Likewise I believe that when we encourage others, we are simultaneously building up our own sense of self-confidence and esteem; that when we seek to build another’s spirit we cannot help but build our own. Too often people are a little suspicious about being overly encouraging or generous with praise. They worry about going over board and giving people a big head or having people become dependent on their praise. I once met a mother who told me she didn’t like to praise her kids too much because then they wouldn’t appreciate it properly and might become complacent. What trollop!

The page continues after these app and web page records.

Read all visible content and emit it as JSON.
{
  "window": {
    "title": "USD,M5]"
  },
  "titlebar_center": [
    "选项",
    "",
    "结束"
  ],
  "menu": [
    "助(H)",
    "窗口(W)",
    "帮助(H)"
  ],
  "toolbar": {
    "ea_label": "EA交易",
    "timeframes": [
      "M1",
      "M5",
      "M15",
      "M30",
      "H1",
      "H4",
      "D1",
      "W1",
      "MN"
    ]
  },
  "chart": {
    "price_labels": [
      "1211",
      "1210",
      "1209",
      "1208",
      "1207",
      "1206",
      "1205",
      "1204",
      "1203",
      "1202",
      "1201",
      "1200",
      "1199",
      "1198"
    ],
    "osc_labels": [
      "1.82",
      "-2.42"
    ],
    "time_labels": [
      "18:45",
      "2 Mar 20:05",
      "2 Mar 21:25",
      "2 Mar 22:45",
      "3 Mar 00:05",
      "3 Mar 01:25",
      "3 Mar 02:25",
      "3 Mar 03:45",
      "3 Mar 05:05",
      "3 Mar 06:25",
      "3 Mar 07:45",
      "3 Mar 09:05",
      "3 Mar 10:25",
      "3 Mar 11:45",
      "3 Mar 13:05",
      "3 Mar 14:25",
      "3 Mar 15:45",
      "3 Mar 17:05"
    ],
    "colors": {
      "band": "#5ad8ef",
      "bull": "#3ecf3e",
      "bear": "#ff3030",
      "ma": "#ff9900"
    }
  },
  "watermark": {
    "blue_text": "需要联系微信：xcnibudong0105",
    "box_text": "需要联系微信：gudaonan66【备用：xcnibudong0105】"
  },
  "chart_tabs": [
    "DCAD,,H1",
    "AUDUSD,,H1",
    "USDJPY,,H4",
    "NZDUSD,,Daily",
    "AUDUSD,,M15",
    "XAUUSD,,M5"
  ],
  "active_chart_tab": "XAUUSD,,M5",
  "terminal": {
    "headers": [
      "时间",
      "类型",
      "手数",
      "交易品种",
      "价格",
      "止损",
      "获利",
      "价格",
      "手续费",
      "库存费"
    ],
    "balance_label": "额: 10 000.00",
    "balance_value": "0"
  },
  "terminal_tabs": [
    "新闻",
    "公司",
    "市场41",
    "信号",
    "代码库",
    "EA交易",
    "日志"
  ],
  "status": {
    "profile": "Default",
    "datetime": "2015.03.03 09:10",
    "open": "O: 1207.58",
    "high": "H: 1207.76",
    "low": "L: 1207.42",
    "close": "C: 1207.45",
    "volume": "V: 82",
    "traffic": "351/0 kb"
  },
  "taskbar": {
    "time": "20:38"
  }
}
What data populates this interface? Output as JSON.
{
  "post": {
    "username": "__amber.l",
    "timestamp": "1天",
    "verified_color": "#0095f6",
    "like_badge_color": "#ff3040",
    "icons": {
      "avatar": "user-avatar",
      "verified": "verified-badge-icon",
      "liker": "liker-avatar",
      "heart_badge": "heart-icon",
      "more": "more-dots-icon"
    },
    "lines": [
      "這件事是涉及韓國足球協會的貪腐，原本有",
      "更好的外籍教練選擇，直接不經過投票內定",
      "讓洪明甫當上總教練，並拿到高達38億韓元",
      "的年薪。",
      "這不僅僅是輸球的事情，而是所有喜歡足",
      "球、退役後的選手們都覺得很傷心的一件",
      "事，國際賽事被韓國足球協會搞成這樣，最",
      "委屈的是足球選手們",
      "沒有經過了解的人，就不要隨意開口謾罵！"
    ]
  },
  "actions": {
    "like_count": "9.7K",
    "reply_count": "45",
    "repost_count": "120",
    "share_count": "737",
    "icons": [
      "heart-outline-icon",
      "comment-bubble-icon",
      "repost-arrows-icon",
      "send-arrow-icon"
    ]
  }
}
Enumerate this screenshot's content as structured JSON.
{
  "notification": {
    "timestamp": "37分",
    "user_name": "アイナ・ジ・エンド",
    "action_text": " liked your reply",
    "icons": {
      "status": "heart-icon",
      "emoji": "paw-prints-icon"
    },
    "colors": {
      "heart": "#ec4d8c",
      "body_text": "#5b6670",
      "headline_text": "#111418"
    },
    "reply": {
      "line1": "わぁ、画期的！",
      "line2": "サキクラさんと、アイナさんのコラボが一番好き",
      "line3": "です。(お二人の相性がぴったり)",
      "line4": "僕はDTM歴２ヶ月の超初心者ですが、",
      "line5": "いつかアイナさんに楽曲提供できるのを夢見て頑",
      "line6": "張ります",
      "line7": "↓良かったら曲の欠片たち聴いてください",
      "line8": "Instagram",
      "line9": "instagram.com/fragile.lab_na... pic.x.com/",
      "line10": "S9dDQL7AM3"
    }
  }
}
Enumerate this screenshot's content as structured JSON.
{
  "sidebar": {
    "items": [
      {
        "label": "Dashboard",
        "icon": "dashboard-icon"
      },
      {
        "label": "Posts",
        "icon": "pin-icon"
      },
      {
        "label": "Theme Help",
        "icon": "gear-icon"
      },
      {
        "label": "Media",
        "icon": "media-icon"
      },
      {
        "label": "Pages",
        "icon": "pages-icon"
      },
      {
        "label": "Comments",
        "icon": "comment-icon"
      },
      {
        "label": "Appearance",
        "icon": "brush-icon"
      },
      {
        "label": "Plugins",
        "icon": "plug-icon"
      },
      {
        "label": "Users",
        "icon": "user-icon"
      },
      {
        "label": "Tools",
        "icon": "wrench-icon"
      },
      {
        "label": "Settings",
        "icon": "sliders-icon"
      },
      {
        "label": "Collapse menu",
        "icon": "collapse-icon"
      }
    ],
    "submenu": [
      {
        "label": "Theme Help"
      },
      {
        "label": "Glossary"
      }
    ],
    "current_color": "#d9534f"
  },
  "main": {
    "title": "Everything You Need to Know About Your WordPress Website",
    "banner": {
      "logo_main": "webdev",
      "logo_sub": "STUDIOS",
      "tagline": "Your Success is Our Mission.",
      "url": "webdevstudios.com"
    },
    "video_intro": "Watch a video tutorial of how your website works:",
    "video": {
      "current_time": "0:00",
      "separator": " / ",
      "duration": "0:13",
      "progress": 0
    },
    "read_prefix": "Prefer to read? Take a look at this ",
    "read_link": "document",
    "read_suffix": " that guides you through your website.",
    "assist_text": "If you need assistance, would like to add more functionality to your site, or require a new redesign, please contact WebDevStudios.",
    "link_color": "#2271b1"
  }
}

The reality is that we all appreciate a word (or three!) of encouragement, praise or appreciation, whether we are 5 year old child or a 50 year old executive. I’ve yet to meet a person who felt over-encouraged, appreciated or praised but I meet people all the time who feel just the opposite. In fact it’s been interesting for me to see over the last few years that one of the most popular exercises I run in my programs is one focused on giving and receiving praise. So many (too many) people are absolutely craving to have others acknowledge and encourage their efforts.
Like me though, you probably find yourself so busy in your day-to-day life that you often simply miss opportunities to pass on a word of praise or encouragement. Of course we rarely miss noticing the negative things that affect our day (like our kids fighting or our partner forgetting to run an errand or pay a bill) but how often do you stop to notice when your kids aren’t fighting, your PA does her job well or the waitress serves you cheerfully and efficiently?
Do you recall the time that Sherlock Holmes solved the crime because he noticed the dog wasn’t barking? Likewise if you don’t notice the absence of problems then you will be even less likely to take the time to praise people for what they are doing right.
Mark Twain once said he could live for two months on a good compliment. The importance of taking the time to build others up is something that the very best leaders know all too well. Donald Peterson, former chairman of Ford Motor Company, said the most important ten minutes of his day were spent boosting the people around him. Sam Walton, Walmart founder, said a few well-timed words of praise cost nothing but are worth a fortune.
But praise isn’t just about getting the best out of employees. Praise is about simply making a difference for another human being. Not only can a few genuine words of encouragement brighten someone’s day, but tomorrow, when you have long forgotten what you said, you may be leaving them with something they will cherish for a lifetime.
So my challenge to you is to make it a daily habit to ask yourself who you could be giving a word of praise or encouragement to and then be more generous with your words than you have up to now. You don’t need to wait for someone to accomplish some monumental feat before it’s fitting to direct a word of praise their way. A word of encouragement for something small or for someone in the midst of challenging times is far more meaningful and valued than waiting until someone’s crossed the finish line or won the gold.
As for how much is the right amount my advice is this: praise/encourage someone more than you think you should and then when you think you’ve gone far enough, double it! Who knows what impact your few words can have on another person’s spirit. Who knows what an impact your few words can have on your own! Why not forward this on to those you’ve missed opportunities to encourage in the past with a note saying you intend to do better in the future? It’s likely to be the best email they get all day! Keep in mind that it’s a universal law of life that what goes around, comes around! You attract what you give.
So on that note, I want to acknowledge you for taking the time to read this. Your support is much appreciated! May you go boldly, encourage generously and praise abundantly!